-------- Material provided
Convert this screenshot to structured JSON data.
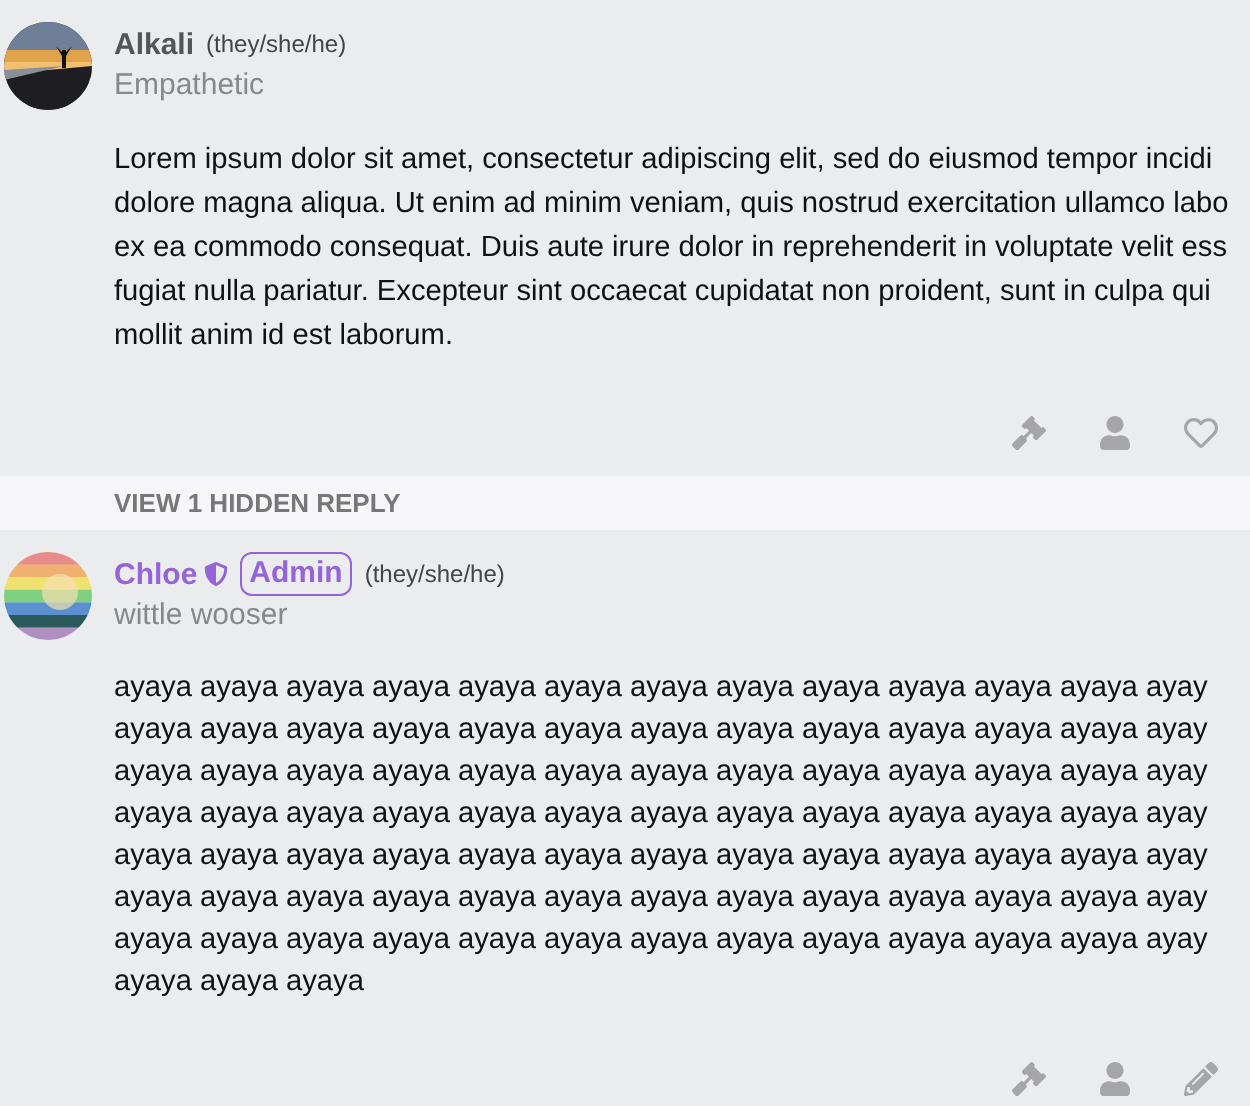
{
  "comments": [
    {
      "kind": "member",
      "author": "Alkali",
      "pronouns": "(they/she/he)",
      "subtitle": "Empathetic",
      "body_lines": [
        "Lorem ipsum dolor sit amet, consectetur adipiscing elit, sed do eiusmod tempor incidi",
        "dolore magna aliqua. Ut enim ad minim veniam, quis nostrud exercitation ullamco labo",
        "ex ea commodo consequat. Duis aute irure dolor in reprehenderit in voluptate velit ess",
        "fugiat nulla pariatur. Excepteur sint occaecat cupidatat non proident, sunt in culpa qui",
        "mollit anim id est laborum."
      ],
      "actions": [
        {
          "kind": "ban"
        },
        {
          "kind": "profile"
        },
        {
          "kind": "like"
        }
      ],
      "replies_toggle": "VIEW 1 HIDDEN REPLY"
    },
    {
      "kind": "admin",
      "author": "Chloe",
      "badge": "Admin",
      "pronouns": "(they/she/he)",
      "subtitle": "wittle wooser",
      "body_lines": [
        "ayaya ayaya ayaya ayaya ayaya ayaya ayaya ayaya ayaya ayaya ayaya ayaya ayay",
        "ayaya ayaya ayaya ayaya ayaya ayaya ayaya ayaya ayaya ayaya ayaya ayaya ayay",
        "ayaya ayaya ayaya ayaya ayaya ayaya ayaya ayaya ayaya ayaya ayaya ayaya ayay",
        "ayaya ayaya ayaya ayaya ayaya ayaya ayaya ayaya ayaya ayaya ayaya ayaya ayay",
        "ayaya ayaya ayaya ayaya ayaya ayaya ayaya ayaya ayaya ayaya ayaya ayaya ayay",
        "ayaya ayaya ayaya ayaya ayaya ayaya ayaya ayaya ayaya ayaya ayaya ayaya ayay",
        "ayaya ayaya ayaya ayaya ayaya ayaya ayaya ayaya ayaya ayaya ayaya ayaya ayay",
        "ayaya ayaya ayaya"
      ],
      "actions": [
        {
          "kind": "ban"
        },
        {
          "kind": "profile"
        },
        {
          "kind": "edit"
        }
      ]
    }
  ]
}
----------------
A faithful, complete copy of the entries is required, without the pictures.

Convert this screenshot to structured JSON data.
{
  "comments": [
    {
      "kind": "member",
      "author": "Alkali",
      "pronouns": "(they/she/he)",
      "subtitle": "Empathetic",
      "body_lines": [
        "Lorem ipsum dolor sit amet, consectetur adipiscing elit, sed do eiusmod tempor incidi",
        "dolore magna aliqua. Ut enim ad minim veniam, quis nostrud exercitation ullamco labo",
        "ex ea commodo consequat. Duis aute irure dolor in reprehenderit in voluptate velit ess",
        "fugiat nulla pariatur. Excepteur sint occaecat cupidatat non proident, sunt in culpa qui",
        "mollit anim id est laborum."
      ],
      "actions": [
        {
          "kind": "ban"
        },
        {
          "kind": "profile"
        },
        {
          "kind": "like"
        }
      ],
      "replies_toggle": "VIEW 1 HIDDEN REPLY"
    },
    {
      "kind": "admin",
      "author": "Chloe",
      "badge": "Admin",
      "pronouns": "(they/she/he)",
      "subtitle": "wittle wooser",
      "body_lines": [
        "ayaya ayaya ayaya ayaya ayaya ayaya ayaya ayaya ayaya ayaya ayaya ayaya ayay",
        "ayaya ayaya ayaya ayaya ayaya ayaya ayaya ayaya ayaya ayaya ayaya ayaya ayay",
        "ayaya ayaya ayaya ayaya ayaya ayaya ayaya ayaya ayaya ayaya ayaya ayaya ayay",
        "ayaya ayaya ayaya ayaya ayaya ayaya ayaya ayaya ayaya ayaya ayaya ayaya ayay",
        "ayaya ayaya ayaya ayaya ayaya ayaya ayaya ayaya ayaya ayaya ayaya ayaya ayay",
        "ayaya ayaya ayaya ayaya ayaya ayaya ayaya ayaya ayaya ayaya ayaya ayaya ayay",
        "ayaya ayaya ayaya ayaya ayaya ayaya ayaya ayaya ayaya ayaya ayaya ayaya ayay",
        "ayaya ayaya ayaya"
      ],
      "actions": [
        {
          "kind": "ban"
        },
        {
          "kind": "profile"
        },
        {
          "kind": "edit"
        }
      ]
    }
  ]
}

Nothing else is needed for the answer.